Lord Sumption recently delivered the lead judgment in proceedings before the Hong Kong Court of Final Appeal (CFA) which concerned the scope of the much-litigated Quincecare duty.
Whilst the judgment in PT Asuransi Tugu Pratama Indonesia v Citibank N.A. is not binding on the English courts, they are likely to consider it persuasive, particularly given Lord Sumption’s illustrious reputation.
Three officers of Tugu opened an account with Citibank in 1990. Over numerous transactions spanning several years, millions of dollars were paid out to the three officers who had opened the account, and a fourth officer of Tugu. Each transfer was made in accordance with payment instructions signed by two of the officers concerned. The final instruction directed Citibank to transfer the remaining balance to an account in the name of the two signatories, and to close the account, which it did.
Tugu commenced proceedings in 2007, claiming that these transfers were dishonestly authorised and that the debit entries resulting from the unauthorised transfer instructions were of no effect, and that accordingly the account remained in existence and fell to be “reconstituted” by reversing the disputed debit entries. This was accordingly a claim in debt. Further or alternatively, Tugu claimed the same amount as damages for breach of the Quincecare duty. This is the duty on a bank not to give effect to payment instructions in circumstances where the bank knows of facts which would lead a reasonable and honest banker to consider that there was a serious or real possibility that the customer might be being defrauded.
The court of first instance found that the transactions were fraudulent, and that by the time of the third transaction, the bank had breached its Quincecare duty by not making sufficient inquiries. However, the court found the claim was time-barred on the basis that the limitation period ran from the date of the closure of the account in 1998. The court also stated that Citibank would have been entitled to rely on a defence of contributory negligence had the claim not been time-barred.
Citibank appealed to the Court of Appeal, which upheld the lower court’s decision for substantially similar reasons to those relied on by the lower court. The CFA however overturned the Court of Appeal’s decision, allowing Tugu’s claim in debt against Citibank. The CFA held that the customer is entitled to have its account balance reconstituted if transactions were made without authority, and this claim would be payable on demand.

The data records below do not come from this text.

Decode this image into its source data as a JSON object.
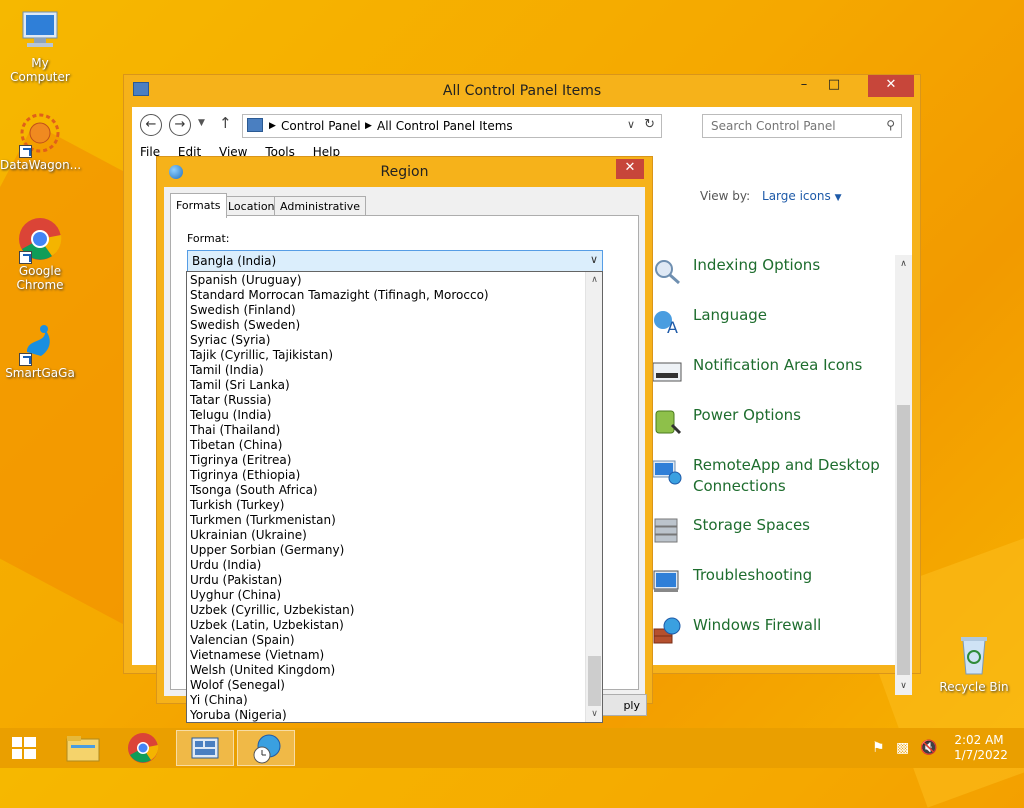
{
  "desktop": {
    "icons": [
      {
        "label": "My Computer"
      },
      {
        "label": "DataWagon..."
      },
      {
        "label": "Google Chrome"
      },
      {
        "label": "SmartGaGa"
      },
      {
        "label": "Recycle Bin"
      }
    ]
  },
  "control_panel": {
    "title": "All Control Panel Items",
    "breadcrumb": [
      "Control Panel",
      "All Control Panel Items"
    ],
    "search_placeholder": "Search Control Panel",
    "menu": [
      "File",
      "Edit",
      "View",
      "Tools",
      "Help"
    ],
    "view_by_label": "View by:",
    "view_by_value": "Large icons",
    "items": [
      {
        "label": "Indexing Options",
        "icon": "indexing-icon"
      },
      {
        "label": "Language",
        "icon": "language-icon"
      },
      {
        "label": "Notification Area Icons",
        "icon": "notification-area-icon"
      },
      {
        "label": "Power Options",
        "icon": "power-icon"
      },
      {
        "label": "RemoteApp and Desktop Connections",
        "icon": "remoteapp-icon"
      },
      {
        "label": "Storage Spaces",
        "icon": "storage-icon"
      },
      {
        "label": "Troubleshooting",
        "icon": "troubleshooting-icon"
      },
      {
        "label": "Windows Firewall",
        "icon": "firewall-icon"
      }
    ]
  },
  "region_dialog": {
    "title": "Region",
    "tabs": [
      "Formats",
      "Location",
      "Administrative"
    ],
    "format_label": "Format:",
    "format_value": "Bangla (India)",
    "apply_label_partial": "ply",
    "dropdown_options": [
      "Spanish (Uruguay)",
      "Standard Morrocan Tamazight (Tifinagh, Morocco)",
      "Swedish (Finland)",
      "Swedish (Sweden)",
      "Syriac (Syria)",
      "Tajik (Cyrillic, Tajikistan)",
      "Tamil (India)",
      "Tamil (Sri Lanka)",
      "Tatar (Russia)",
      "Telugu (India)",
      "Thai (Thailand)",
      "Tibetan (China)",
      "Tigrinya (Eritrea)",
      "Tigrinya (Ethiopia)",
      "Tsonga (South Africa)",
      "Turkish (Turkey)",
      "Turkmen (Turkmenistan)",
      "Ukrainian (Ukraine)",
      "Upper Sorbian (Germany)",
      "Urdu (India)",
      "Urdu (Pakistan)",
      "Uyghur (China)",
      "Uzbek (Cyrillic, Uzbekistan)",
      "Uzbek (Latin, Uzbekistan)",
      "Valencian (Spain)",
      "Vietnamese (Vietnam)",
      "Welsh (United Kingdom)",
      "Wolof (Senegal)",
      "Yi (China)",
      "Yoruba (Nigeria)"
    ]
  },
  "taskbar": {
    "time": "2:02 AM",
    "date": "1/7/2022"
  },
  "colors": {
    "accent_orange": "#f6b21a",
    "close_red": "#c7463a",
    "link_green": "#1e6d2e",
    "link_blue": "#1e5aa8"
  }
}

CFA decision – key points
While ostensibly a case about limitation, the CFA’s judgment considered the nature of the Quincecare duty, and reviewed some of the key case law concerning the duty.
Lord Sumption analysed the Quincecare duty in the context of principles of agency and authority. He stated that there are two judicial sources for a bank’s duties in making payments out of an account – firstly, the duty to make such payments only with the authority of the customer, and secondly the duty to act as agent, which requires the exercise of reasonable skill and care (the Quincecare duty). The CFA stated that while there are differences between these duties which might affect the remedies, limitation, and contributory negligence (more on this later), the standard of duty is the same.
The CFA considered that the critical question, under both the Quincecare duty and the law of ostensible authority, is what constitutes sufficient notice of a lack of actual authority, so as to require a bank to make inquiries before paying out in accordance with its mandate. In his judgment, Lord Sumption stated that being put ‘on inquiry’ is not the same as constructive notice; there is no general obligation to inquire into an agent’s authority. Therefore, the question is whether the information a bank actually has calls for inquiry.
Other points of interest:
- Limitation period: As actions in debt arise when the customer makes a demand, the limitation period can be ‘indefinitely deferred’ by the customer without their rights being affected. The Court found ‘this may be inconvenient to banks, but it is a fundamental incident of their business’. Framing a claim as a debt claim can therefore enable the claimant to defer the start of the limitation period.
- Contributory negligence: The CFA confirmed that a bank cannot advance a defence of contributory negligence in debt claims (unlike claims regarding breach of duty). The CFA rejected the suggestion that claims of this nature can be viewed as negligence claims, stating that just because the debt arises as a result of the bank’s failure to make reasonable inquiries, that does not convert a debt claim into a claim for damages.
This case is notable for the CFA’s approach of analysing the Quincecare duty according to authority and agency principles. It will be interesting to see whether this approach aligns with that adopted by the UK Supreme Court when it delivers its eagerly-awaited judgment in Philipp v Barclays. In Philipp, the Court of Appeal found that the Quincecare duty is not restricted to circumstances where the bank is instructed to make a payment by an agent of the customer, but may also arise where the instruction comes from the customer itself (for example where a customer is the victim of authorised push payment fraud). The fact that Lord Sumption in Tugu framed the ‘critical question’, when looking at the Quincecare duty, as being ‘what constitutes sufficient notice of a want of actual authority, so as to require a bank to make inquiries before paying out in accordance with its mandate’ indicates that he considers that the Quincecare duty has its basis in the law of agency, and that the potential extension of the duty in Philipp is not so much an expansion of the duty as a reformulation. It remains to be seen what approach the UK Supreme Court will take.